“John’s mom turned me onto thrifting,” she says. “She took me to the shops in Connecticut. I admit that at first I had the same reaction a lot of people do: I didn’t want to touch anything. But then I found this LeRoy Neiman limited edition print of the America’s Cup for $5. It was the first thrift store piece I bought.”
It was certainly not the last. Since that initial purchase, VanBuskirk has visited secondhand boutiques, retail nonprofits and tag sales to amass a fine and impressive collection of furniture and home furnishings. Along the way, she acquired more than just the nifty and thrifty; she developed an eye for preowned pieces with potential. Eventually, she became the manager of a thrift shop.
As a professional and an enthusiast, VanBuskirk explains her talents simply.
“You just know,” she says. “When you walk in and see it, you have to have it.”
The thrill of the hunt is part of the appeal of decorating with thrift, as is the challenge of making the items fit in with the existing décor. Among the dozens of pieces in the VanBuskirks’ home, some have been restored or refinished while others were reupholstered with input from Kingsley. Consider, for example, the lovely chaise lounge of the living room and the vintage wicker chairs.
This type of matchmaking recurs several times. The trestle-legged dining room table was introduced to chairs that came from a different thrift store on a different day. In another example, the breakfast table that once belonged to VanBuskirk’s grandmother now consorts with bamboo seating.
The couple’s home proves that preowned doesn’t have to be common. Beautiful, old pieces abound, from the maple buffet and the 1920s mahogany sideboard to an arts-and-crafts oak hall tree and a marble-topped entry table. The vintage child’s church pew is a find from New England.
Most dear are the heirlooms handed down from their families. In the kitchen, a long, wooden spice rack hails back to one of John’s great uncles who ran an import business on the East Coast nearly 200 years ago. Another of his uncles fashioned a most amazing child’s chair for John’s father. The uncle was employed as a set manufacturer in the New York movie industry a hundred years ago. The wooden chair, crafted in the 1920s, is carved with cartoon characters of the day.

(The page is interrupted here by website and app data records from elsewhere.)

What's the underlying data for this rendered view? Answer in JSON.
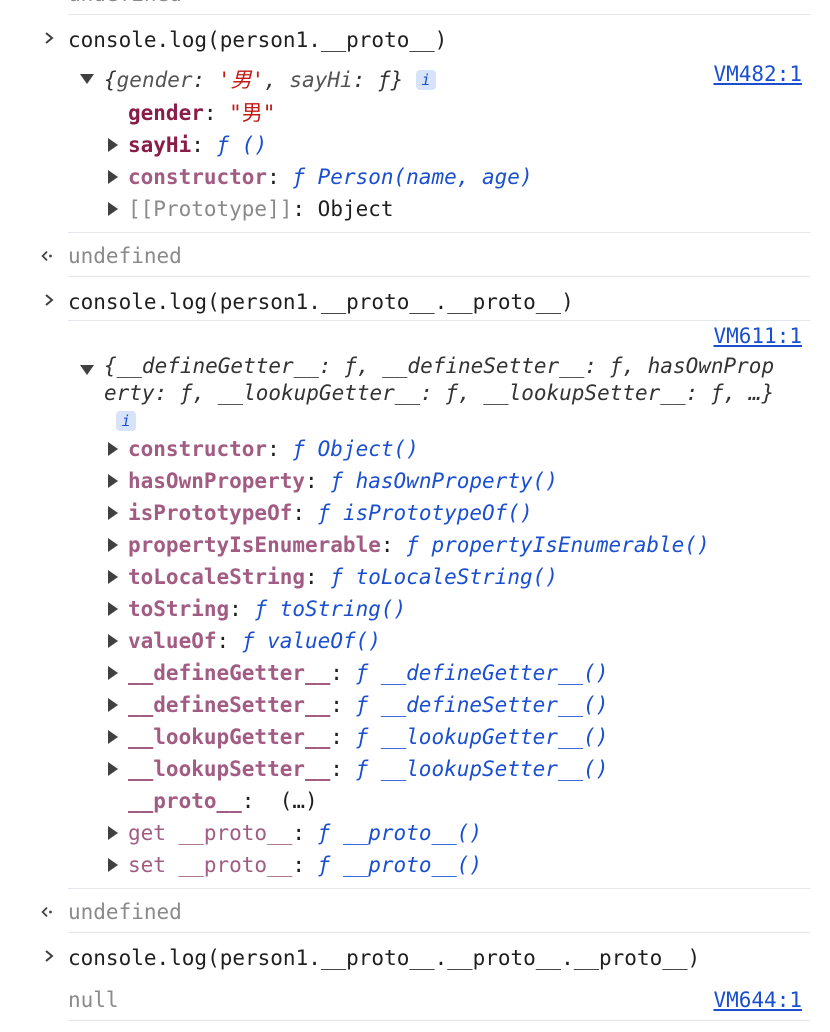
{
  "top_partial": "undefined",
  "blocks": [
    {
      "command": "console.log(person1.__proto__)",
      "source": "VM482:1",
      "summary": {
        "open": "{",
        "gender_key": "gender",
        "gender_val": "'男'",
        "sayhi_key": "sayHi",
        "close": "}"
      },
      "props": [
        {
          "key": "gender",
          "val": "\"男\""
        },
        {
          "key": "sayHi",
          "val": "ƒ ()"
        },
        {
          "key": "constructor",
          "val": "ƒ Person(name, age)"
        },
        {
          "key": "[[Prototype]]",
          "val": "Object"
        }
      ],
      "result": "undefined"
    },
    {
      "command": "console.log(person1.__proto__.__proto__)",
      "source": "VM611:1",
      "summary_line1": "{__defineGetter__: ƒ, __defineSetter__: ƒ, hasOwnProp",
      "summary_line2": "erty: ƒ, __lookupGetter__: ƒ, __lookupSetter__: ƒ, …}",
      "props": [
        {
          "key": "constructor",
          "val": "ƒ Object()"
        },
        {
          "key": "hasOwnProperty",
          "val": "ƒ hasOwnProperty()"
        },
        {
          "key": "isPrototypeOf",
          "val": "ƒ isPrototypeOf()"
        },
        {
          "key": "propertyIsEnumerable",
          "val": "ƒ propertyIsEnumerable()"
        },
        {
          "key": "toLocaleString",
          "val": "ƒ toLocaleString()"
        },
        {
          "key": "toString",
          "val": "ƒ toString()"
        },
        {
          "key": "valueOf",
          "val": "ƒ valueOf()"
        },
        {
          "key": "__defineGetter__",
          "val": "ƒ __defineGetter__()"
        },
        {
          "key": "__defineSetter__",
          "val": "ƒ __defineSetter__()"
        },
        {
          "key": "__lookupGetter__",
          "val": "ƒ __lookupGetter__()"
        },
        {
          "key": "__lookupSetter__",
          "val": "ƒ __lookupSetter__()"
        },
        {
          "key": "__proto__",
          "val": "(…)"
        },
        {
          "key": "get __proto__",
          "val": "ƒ __proto__()"
        },
        {
          "key": "set __proto__",
          "val": "ƒ __proto__()"
        }
      ],
      "result": "undefined"
    },
    {
      "command": "console.log(person1.__proto__.__proto__.__proto__)",
      "source": "VM644:1",
      "output": "null"
    }
  ],
  "info_badge": "i",
  "icons": {
    "prompt": "chevron-right-icon",
    "result": "return-arrow-icon",
    "expand": "triangle-icon"
  },
  "colors": {
    "link": "#1a4fd0",
    "key": "#7a2a5a",
    "string": "#c41a16",
    "muted": "#8a8a8a"
  }
}
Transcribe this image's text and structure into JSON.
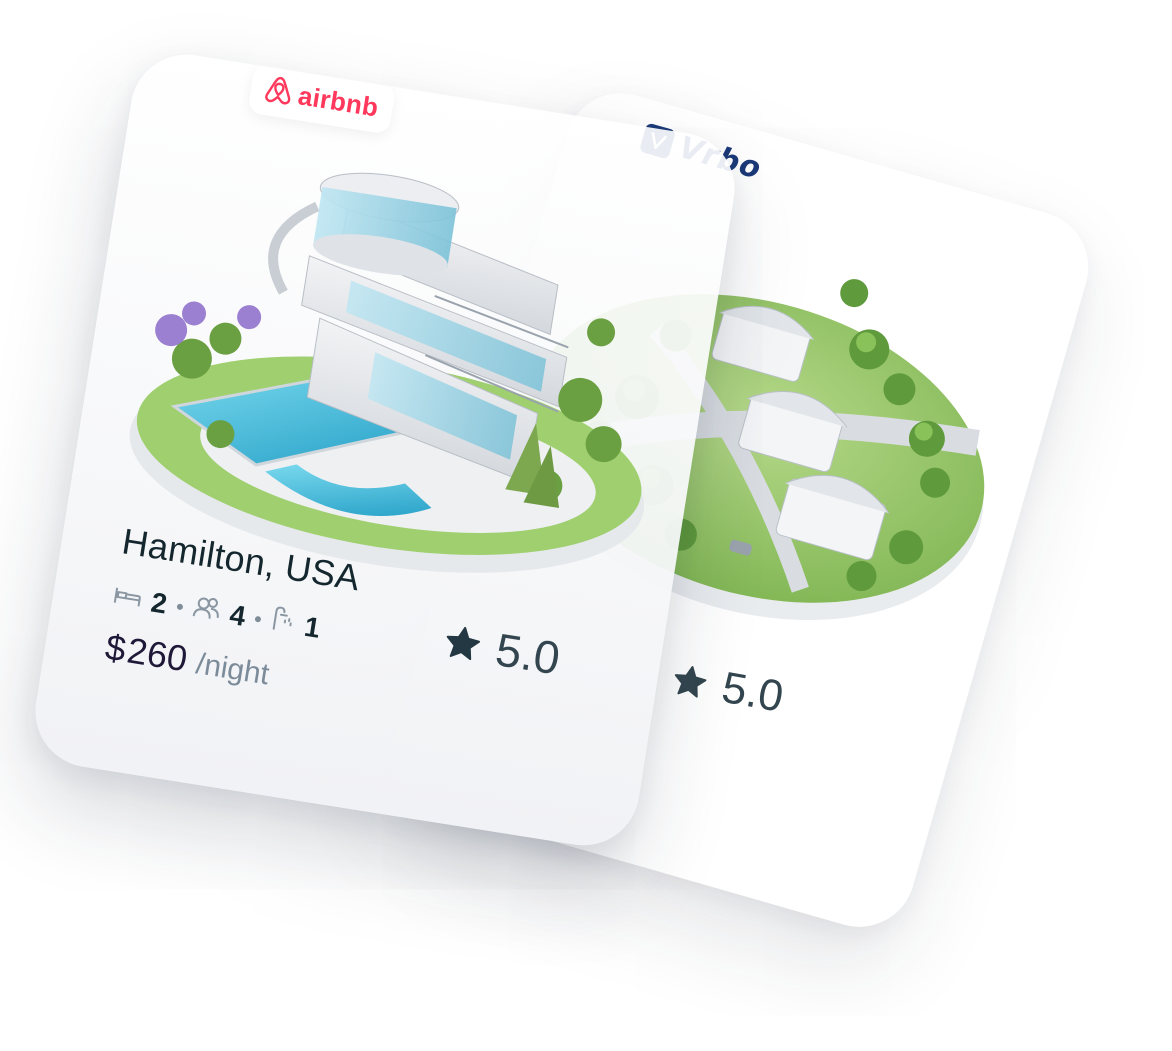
{
  "colors": {
    "airbnb_brand": "#ff385c",
    "vrbo_brand": "#1c3a78",
    "text_dark": "#15272e",
    "text_muted": "#7c8b99",
    "price": "#1f1838",
    "pool": "#3fb6d6",
    "grass": "#8cc260"
  },
  "back_card": {
    "brand": {
      "name": "Vrbo",
      "icon": "vrbo-logo-icon"
    },
    "rating": {
      "icon": "star-icon",
      "value": "5.0"
    }
  },
  "front_card": {
    "brand": {
      "name": "airbnb",
      "icon": "airbnb-logo-icon"
    },
    "title": "Hamilton, USA",
    "amenities": [
      {
        "icon": "bed-icon",
        "value": "2"
      },
      {
        "icon": "guests-icon",
        "value": "4"
      },
      {
        "icon": "bath-icon",
        "value": "1"
      }
    ],
    "price": {
      "currency": "$",
      "value": "260",
      "unit": "/night"
    },
    "rating": {
      "icon": "star-icon",
      "value": "5.0"
    }
  }
}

Cynthia’s family has a story to tell as well. In addition to the Limoges porcelain “pink lady” and the chandelier that she remembers from her grandmother’s house, she displays finely wrought wooden furnishings from her grandfather’s furniture company. These include a carved mirror in the master bedroom and a cabriole table with legs so graceful, it looks ready to dance away.
Fabulous, not famous, is VanBuskirk’s strategy. On her forays, she keeps an eye out for original pottery signed by local artists, not necessarily those who are well known. She continues her search for paintings and prints like the one that first attracted her to thrifting. Photographs are welcomed as well; a series of black-and-white prints featuring New York City in the 1940s graces the family room. VanBuskirk purchased the lovely set, unframed, for $12 at Goodwill.
Nearly 20 years after finding the house, the VanBuskirks have just about wrapped up their passion project. They now love the home they have, from the view, to the layout, to the adornments. VanBuskirk mostly contents herself with moving the furniture they already own. Instead of — as she says — “dragging home” more things, she contents herself with occasionally replacing existing items.
“We upgrade when we find stuff better than the stuff we already have,” she explains.
Considering the caliber of the “stuff” they already have, the upgrades are few and far between, which is a tough position to be in for a confirmed thriftophile. Maybe it’s time for a summer home?